Tuberculosis (TB) is a chronic disease affecting humans and other mammal species. Severity of TB caused by Mycobacterium tuberculosis in humans seems to be influenced by nutritional factors like vitamin D3 intake. However, this relationship has been scarcely studied in cattle and other mammals infected with Mycobacterium bovis. The aim of this work was to assess if wildlife reservoirs of M. bovis show different levels of TB severity depending on the level of vitamin D found in serum after supplementation with vitamin D3. Forty hunted wildlife mammals were included in this study: 20 wild boar and 20 red deer. Ten wild boar and ten red deer had been supplemented with a vitamin D3-enriched food, whereas the remaining animals had received no supplementation. TB diagnosis was carried out in each animal based on microbiological isolation of M. bovis. Animals infected with M. bovis were then classified as animals with localized or generalized TB depending on the location and dissemination of the lesions. Furthermore, serum levels of vitamin D2 and D3 were determined in each animal to evaluate differences not only between supplemented and non-supplemented animals but also between those with localized and generalized TB. Levels of vitamin D3 found in both, supplemented wild boar and red deer, were significantly higher than those found in the non-supplemented animals. Interestingly, higher levels of vitamin D3 were observed in animals suffering localized TB when compared to animals with generalized TB suggesting that vitamin D3 concentration correlates negatively with TB severity in these wildlife reservoirs.

Vitamin D deficiency (Â25nmol/L) and insufficiency (Â50nmol/L) has become an increasingly popular topic. Current research focusses upon the potential ergogenic effects of vitamin D (vitD) in sporting performance; however, the relationship between vitD (dietary intake and nutritional status) and bone health within a University athlete cohort remains under-investigated. Therefore, the aims of this Thesis were to (1) examine vitD status longitudinally across the University competitive seasons and; (2) examine the implications that vitD deficiency/ insufficiency may have upon physical performance parameters or bone health.

In the first study, fifty-seven competitive University level- athletes from varied sports were observed from autumn to spring. Radial bone mineral density (BMD) and physical performance parameters were investigated; for the analysis of vitD and parathyroid hormone, blood samples were collected. Within the cohort 7% presented with deficiency during the autumn; increasing to 44% during spring. However, this did not have a significant effect upon physical performance and bone health despite an average status of 31.5±16.4 nmol/L in spring.

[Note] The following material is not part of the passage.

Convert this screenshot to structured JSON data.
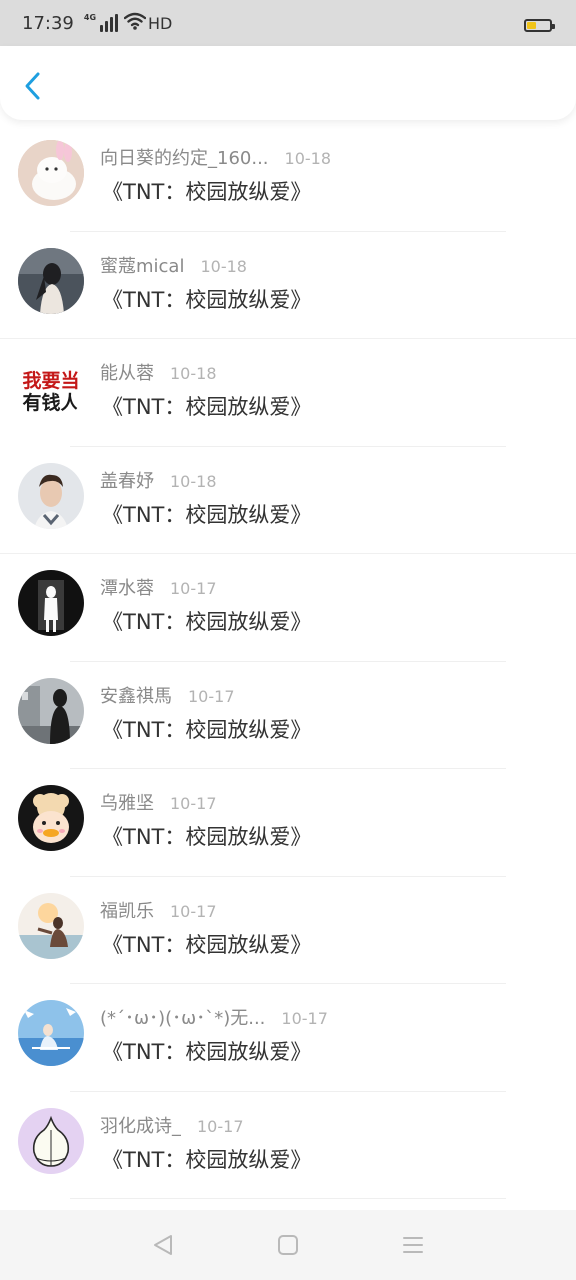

In the second study, 34 University athletes and sixteen sedentary students were recruited and followed from spring to summer. Whole body, hip and tibial scans were conducted to determine BMD and bone mineral content (BMC). Physical performance parameters including jump height, aerobic fitness, muscular strength and blood biochemistry were also collected. During the summer term, 26% of the cohort were vitD insufficient. Moreover, an insufficient vitD status was associated with a lowered jump height (p=0.015) but not aerobic fitness (p=0.07). There was also a significant positive relationship between vitD status, femoral neck BMC (r=0.685; pÂ0.02) and BMD (r=0.679; pÂ0.02). Our results show that BMD was higher in weight bearing athletes. The final study found that racket sport athletes had a significantly superior bone profile in their dominant arm when contrasted to controls.

Overall, these findings suggest that an insufficient vitD status was associated with lower indices of muscular power and aerobic fitness in University students. Therefore, being vitD replete may not only play an important role in musculoskeletal health but could also be a key determining factor in athletic performance.